This is a hugely exciting time to be an HR practitioner – it’s important to fully understand and embrace the opportunities, whilst being mindful of the intrinsic dangers of HR data protection breaches. Human resources must learn to align (i.e. play nicely) with AI and robotic resources – the barriers to using AI in the workplace are lower than ever, and will become increasingly prevalent as inevitable further advances are made.
What won’t change?
In a world of de-humanising technology, the counterbalance of demonstrating humanity in the workplace will become an essential HR role in the differentiation of successful companies.
With all the seismic technology changes, and emergence of AI and robotic process automation to take away mundane work, humans will increasingly be aware of what it is to be human. Human consciousness and existence in all its glorious and chaotic technicolour will become a critical feature of the workplace. Boring desk work will give way to creative and strategic workshops (with robots on hand to answer the questions identified). And whilst no doubt technologies such as Virtual Reality (VR) will become prevalent, the power of people dwelling together and interacting in a workplace will be ever more powerful.
Consider how you feel when you enter a rock concert or buzzing sports stadium. The assembling of people, united for, or celebrating a common purpose is palpable and powerful.
HR roles will increasingly need to become agents of assembly – bring people together to align purpose and vision – both at the macro level in organising creative or strategic workshops and events, and also in the micro level in understanding individual motivations and personal reward. The data science and automation behind understanding this will of course be important, but not nearly as important as the control of actions that demonstrate and reward humanity in the workplace.
Not everything can be done by a robot, and more than ever HR roles of the future will need to become ever more skilled at aligning employees to a common / higher purpose (hopefully aligned with the objectives of the company, and hopefully more than just financially oriented).
Humanity has always adapted to changing conditions (take COVID as an example) but the changes that are now affecting the workplace are more far reaching than most people (including I) understand.
HR Data Protection has always been important for HR practitioners and this area will become an increasingly evolved and sophisticated subject matter for HR to manage in light of AI advances.
But the genie has truly escaped from the AI bottle, and despite the best attempts of governments and regulations to slow it’s advancement, the profound impact of AI technologies on the workplace is only beginning to be understood. To adjust to their new roles in the workplace it’s important for HR practitioners to quickly embrace and understand the opportunities associated with AI and technological advances, whilst providing mature and measured framework policies along with a sound approach to data protection and governance. Alongside this, the human brain is not changing as rapidly as the modern technology that surrounds it, so basic human motivation, inspired by the power of people will become increasingly rarefied and important for companies to succeed. HR roles will need to be super powers to assemble the people to unleash the super power of HR. People power is still (and will always be) a thing.

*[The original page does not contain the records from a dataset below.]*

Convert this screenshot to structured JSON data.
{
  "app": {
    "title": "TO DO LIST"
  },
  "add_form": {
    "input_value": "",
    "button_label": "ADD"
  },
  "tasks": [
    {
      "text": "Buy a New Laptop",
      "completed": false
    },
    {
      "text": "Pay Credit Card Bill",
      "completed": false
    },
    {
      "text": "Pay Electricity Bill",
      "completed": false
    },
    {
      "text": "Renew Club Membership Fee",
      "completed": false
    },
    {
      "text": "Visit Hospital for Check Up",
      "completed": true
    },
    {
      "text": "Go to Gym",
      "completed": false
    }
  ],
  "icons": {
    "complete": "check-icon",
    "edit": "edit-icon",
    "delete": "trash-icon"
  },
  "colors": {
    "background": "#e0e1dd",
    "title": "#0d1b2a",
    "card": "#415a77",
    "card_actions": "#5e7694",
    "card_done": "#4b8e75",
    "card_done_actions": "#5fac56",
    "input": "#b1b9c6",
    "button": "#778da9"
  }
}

The brave new HR world of the future will make the most of AI technology to take away mundane work, and reinvest the savings in the creativity of people to ask even harder questions of the AI they have instantiated. This virtuous cycle will require a broadening of the traditional HR skillset to include a more rigorous technology grounding – that includes data science, alongside workplace psychology, reward and possibly even the neuroscientific basis of work.
You have been warned… (but what do I know… )